- PROBLEM DESCRIPTION -
The answer must consist of every line in the data below that holds the word "source".

(SUPPLIED RECORDS Opens)

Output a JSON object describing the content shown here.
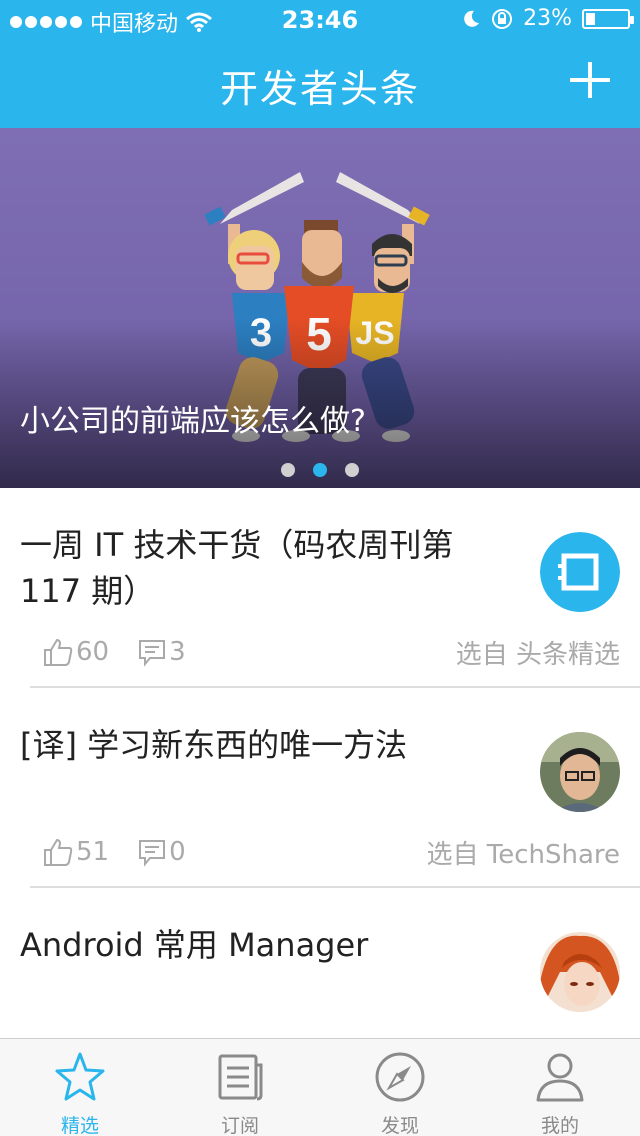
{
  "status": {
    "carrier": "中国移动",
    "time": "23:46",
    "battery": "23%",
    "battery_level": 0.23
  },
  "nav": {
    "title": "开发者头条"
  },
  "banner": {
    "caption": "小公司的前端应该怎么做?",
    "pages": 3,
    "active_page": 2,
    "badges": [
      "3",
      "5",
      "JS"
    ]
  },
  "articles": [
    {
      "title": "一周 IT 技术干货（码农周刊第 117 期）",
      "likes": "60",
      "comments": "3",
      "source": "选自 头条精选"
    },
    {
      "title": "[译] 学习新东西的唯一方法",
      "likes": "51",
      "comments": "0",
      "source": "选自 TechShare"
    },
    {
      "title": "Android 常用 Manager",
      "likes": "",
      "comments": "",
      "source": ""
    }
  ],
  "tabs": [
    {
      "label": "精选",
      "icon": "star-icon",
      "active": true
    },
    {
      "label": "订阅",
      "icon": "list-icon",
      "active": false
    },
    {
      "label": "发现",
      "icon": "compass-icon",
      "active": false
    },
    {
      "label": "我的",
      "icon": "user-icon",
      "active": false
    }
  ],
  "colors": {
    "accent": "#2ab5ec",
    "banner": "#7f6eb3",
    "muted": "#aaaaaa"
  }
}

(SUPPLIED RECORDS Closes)

- WRITTEN RESPONSE -
      "source": "选自 头条精选"
      "source": "选自 TechShare"
      "source": ""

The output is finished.